Examine the entries and show every line in which the word "tier" is found.

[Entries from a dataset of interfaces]
┄┄┄┄┄┄┄┄┄┄┄┄┄┄┄┄┄┄┄┄

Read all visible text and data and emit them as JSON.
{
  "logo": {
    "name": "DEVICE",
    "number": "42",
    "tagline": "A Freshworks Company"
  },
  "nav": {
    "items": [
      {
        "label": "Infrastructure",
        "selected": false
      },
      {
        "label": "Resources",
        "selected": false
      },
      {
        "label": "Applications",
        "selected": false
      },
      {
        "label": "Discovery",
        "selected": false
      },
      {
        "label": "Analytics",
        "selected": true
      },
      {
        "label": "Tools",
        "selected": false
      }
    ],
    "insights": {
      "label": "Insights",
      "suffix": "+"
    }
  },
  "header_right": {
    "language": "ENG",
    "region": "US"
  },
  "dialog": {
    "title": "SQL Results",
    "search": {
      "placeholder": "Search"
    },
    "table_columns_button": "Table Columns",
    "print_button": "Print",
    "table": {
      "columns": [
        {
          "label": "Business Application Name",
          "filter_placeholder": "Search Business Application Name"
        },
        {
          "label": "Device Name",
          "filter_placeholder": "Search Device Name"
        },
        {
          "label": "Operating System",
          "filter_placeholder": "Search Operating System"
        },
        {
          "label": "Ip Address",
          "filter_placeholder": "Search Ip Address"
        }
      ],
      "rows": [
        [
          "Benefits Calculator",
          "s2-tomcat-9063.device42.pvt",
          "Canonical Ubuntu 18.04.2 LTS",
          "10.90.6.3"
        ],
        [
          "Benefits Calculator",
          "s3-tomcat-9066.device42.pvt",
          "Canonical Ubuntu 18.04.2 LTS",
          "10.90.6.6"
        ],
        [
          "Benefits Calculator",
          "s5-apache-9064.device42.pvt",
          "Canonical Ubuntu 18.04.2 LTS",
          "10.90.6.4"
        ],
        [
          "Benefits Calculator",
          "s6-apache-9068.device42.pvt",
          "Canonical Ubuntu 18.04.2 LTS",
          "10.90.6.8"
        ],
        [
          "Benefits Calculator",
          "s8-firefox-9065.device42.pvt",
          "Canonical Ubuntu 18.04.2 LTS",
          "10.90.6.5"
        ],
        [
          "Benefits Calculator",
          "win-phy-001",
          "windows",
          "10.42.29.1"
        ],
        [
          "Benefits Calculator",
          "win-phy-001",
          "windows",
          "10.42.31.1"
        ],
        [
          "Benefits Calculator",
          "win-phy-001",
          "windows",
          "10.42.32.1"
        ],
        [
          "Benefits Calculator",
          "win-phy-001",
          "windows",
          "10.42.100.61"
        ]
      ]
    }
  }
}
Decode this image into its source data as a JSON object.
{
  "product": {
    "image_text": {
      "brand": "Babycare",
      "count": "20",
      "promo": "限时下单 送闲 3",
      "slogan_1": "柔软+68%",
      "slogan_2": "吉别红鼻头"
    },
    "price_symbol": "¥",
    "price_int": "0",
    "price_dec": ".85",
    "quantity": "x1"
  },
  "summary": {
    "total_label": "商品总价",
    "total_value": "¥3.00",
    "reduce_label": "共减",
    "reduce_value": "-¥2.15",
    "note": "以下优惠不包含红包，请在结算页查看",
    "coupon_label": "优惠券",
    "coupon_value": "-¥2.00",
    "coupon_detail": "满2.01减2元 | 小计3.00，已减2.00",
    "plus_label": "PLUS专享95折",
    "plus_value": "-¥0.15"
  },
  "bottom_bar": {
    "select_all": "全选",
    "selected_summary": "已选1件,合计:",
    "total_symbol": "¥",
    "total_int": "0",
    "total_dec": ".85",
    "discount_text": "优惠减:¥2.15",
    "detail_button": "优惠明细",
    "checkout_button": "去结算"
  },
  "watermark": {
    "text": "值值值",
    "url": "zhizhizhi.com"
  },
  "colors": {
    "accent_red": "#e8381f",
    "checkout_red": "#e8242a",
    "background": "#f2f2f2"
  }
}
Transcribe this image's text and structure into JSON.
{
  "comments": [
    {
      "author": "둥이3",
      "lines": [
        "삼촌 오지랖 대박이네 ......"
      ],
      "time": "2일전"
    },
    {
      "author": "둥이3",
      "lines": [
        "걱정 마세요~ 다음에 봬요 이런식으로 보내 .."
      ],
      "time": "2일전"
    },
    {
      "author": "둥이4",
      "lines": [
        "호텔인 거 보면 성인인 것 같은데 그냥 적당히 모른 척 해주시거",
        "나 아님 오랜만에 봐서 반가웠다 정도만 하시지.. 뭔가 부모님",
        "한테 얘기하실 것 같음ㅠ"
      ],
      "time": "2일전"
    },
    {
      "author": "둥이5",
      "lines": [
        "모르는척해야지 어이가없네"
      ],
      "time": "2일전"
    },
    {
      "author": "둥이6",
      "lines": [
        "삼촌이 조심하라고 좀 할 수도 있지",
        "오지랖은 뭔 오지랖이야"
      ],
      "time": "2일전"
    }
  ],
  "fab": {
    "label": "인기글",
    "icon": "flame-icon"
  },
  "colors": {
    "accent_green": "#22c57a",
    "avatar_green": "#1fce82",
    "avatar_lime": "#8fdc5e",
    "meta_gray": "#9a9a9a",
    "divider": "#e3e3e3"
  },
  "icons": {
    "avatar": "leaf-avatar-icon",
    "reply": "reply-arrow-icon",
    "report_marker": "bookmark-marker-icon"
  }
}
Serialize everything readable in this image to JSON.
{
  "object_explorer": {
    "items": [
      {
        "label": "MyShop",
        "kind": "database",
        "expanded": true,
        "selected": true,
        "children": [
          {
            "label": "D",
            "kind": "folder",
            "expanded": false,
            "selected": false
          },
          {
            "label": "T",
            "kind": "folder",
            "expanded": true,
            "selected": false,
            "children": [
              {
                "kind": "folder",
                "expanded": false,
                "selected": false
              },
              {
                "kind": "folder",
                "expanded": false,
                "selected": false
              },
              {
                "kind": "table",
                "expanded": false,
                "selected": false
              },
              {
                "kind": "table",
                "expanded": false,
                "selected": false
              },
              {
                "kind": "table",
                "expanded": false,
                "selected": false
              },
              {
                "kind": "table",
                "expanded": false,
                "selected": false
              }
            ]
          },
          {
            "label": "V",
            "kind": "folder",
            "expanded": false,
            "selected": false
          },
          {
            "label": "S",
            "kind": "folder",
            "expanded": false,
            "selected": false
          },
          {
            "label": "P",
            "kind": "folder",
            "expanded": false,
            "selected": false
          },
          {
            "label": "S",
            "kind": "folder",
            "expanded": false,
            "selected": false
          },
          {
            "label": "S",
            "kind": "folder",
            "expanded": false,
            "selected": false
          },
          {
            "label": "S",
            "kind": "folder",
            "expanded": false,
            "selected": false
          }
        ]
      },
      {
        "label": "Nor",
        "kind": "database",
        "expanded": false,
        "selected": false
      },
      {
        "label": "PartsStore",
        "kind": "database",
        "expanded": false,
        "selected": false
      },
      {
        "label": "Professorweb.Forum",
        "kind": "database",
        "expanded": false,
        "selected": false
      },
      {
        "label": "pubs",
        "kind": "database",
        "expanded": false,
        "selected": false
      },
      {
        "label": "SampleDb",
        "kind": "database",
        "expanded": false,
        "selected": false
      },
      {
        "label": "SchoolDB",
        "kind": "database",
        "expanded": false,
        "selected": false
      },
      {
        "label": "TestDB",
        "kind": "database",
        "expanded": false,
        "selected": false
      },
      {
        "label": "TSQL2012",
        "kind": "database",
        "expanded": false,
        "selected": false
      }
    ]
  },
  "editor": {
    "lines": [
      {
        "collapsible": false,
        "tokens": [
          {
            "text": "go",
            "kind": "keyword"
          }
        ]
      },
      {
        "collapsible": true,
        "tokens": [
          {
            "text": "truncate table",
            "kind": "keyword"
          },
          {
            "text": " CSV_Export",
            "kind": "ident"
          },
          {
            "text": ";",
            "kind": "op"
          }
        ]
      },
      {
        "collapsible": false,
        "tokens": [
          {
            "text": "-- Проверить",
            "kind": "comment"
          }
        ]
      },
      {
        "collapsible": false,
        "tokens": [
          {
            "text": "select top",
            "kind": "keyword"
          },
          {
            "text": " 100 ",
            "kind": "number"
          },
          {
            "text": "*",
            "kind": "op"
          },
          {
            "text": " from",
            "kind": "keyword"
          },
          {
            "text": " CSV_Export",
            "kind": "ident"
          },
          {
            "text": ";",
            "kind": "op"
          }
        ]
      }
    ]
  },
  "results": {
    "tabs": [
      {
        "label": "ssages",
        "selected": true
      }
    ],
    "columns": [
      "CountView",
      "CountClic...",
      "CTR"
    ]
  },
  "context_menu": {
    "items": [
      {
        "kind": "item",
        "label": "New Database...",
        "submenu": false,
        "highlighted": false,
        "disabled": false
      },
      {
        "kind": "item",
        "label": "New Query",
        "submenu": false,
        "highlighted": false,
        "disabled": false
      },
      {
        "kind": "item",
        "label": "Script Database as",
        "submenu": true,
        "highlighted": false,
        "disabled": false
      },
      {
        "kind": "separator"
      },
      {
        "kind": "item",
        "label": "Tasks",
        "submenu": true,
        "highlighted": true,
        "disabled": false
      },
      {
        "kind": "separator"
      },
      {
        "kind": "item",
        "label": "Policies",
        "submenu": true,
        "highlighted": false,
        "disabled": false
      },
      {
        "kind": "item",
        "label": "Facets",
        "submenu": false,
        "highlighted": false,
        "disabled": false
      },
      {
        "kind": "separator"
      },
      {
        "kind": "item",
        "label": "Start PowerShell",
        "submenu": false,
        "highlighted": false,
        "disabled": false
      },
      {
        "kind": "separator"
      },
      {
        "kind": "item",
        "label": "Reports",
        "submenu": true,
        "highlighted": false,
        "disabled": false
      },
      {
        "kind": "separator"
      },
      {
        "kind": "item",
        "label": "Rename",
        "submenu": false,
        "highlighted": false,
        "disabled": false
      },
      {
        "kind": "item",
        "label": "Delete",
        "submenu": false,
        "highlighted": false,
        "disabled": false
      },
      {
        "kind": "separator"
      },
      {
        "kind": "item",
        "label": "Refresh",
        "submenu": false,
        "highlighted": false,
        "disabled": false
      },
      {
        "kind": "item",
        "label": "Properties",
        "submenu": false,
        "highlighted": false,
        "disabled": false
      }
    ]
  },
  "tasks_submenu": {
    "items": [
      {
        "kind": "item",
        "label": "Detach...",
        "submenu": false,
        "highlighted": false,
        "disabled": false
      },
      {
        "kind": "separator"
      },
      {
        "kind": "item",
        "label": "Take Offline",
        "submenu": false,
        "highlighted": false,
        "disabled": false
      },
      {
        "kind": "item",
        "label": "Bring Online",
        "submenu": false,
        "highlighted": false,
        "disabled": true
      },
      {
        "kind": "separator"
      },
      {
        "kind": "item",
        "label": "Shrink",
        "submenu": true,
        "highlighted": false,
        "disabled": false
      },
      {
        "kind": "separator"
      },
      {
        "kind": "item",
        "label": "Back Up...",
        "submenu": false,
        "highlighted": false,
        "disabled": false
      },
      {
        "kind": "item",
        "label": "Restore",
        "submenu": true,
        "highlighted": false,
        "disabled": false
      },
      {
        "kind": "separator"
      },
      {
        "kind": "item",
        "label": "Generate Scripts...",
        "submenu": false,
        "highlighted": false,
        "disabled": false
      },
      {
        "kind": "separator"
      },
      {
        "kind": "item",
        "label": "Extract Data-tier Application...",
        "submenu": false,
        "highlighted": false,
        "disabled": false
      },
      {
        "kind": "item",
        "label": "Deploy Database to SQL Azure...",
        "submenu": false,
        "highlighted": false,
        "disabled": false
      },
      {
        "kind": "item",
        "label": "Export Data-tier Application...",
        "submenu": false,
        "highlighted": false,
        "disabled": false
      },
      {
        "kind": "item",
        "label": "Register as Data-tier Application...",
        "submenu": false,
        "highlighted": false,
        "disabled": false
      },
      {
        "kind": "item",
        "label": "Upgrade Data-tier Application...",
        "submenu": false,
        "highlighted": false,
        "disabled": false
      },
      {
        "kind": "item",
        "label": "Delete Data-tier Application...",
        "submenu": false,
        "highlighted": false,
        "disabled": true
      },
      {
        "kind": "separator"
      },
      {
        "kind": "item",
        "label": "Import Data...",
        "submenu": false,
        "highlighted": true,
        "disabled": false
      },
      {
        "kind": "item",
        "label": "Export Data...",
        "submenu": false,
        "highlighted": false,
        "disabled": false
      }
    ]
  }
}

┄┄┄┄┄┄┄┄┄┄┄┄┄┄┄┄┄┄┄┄

REPLY >>
        "label": "Extract Data-tier Application...",
        "label": "Export Data-tier Application...",
        "label": "Register as Data-tier Application...",
        "label": "Upgrade Data-tier Application...",
        "label": "Delete Data-tier Application...",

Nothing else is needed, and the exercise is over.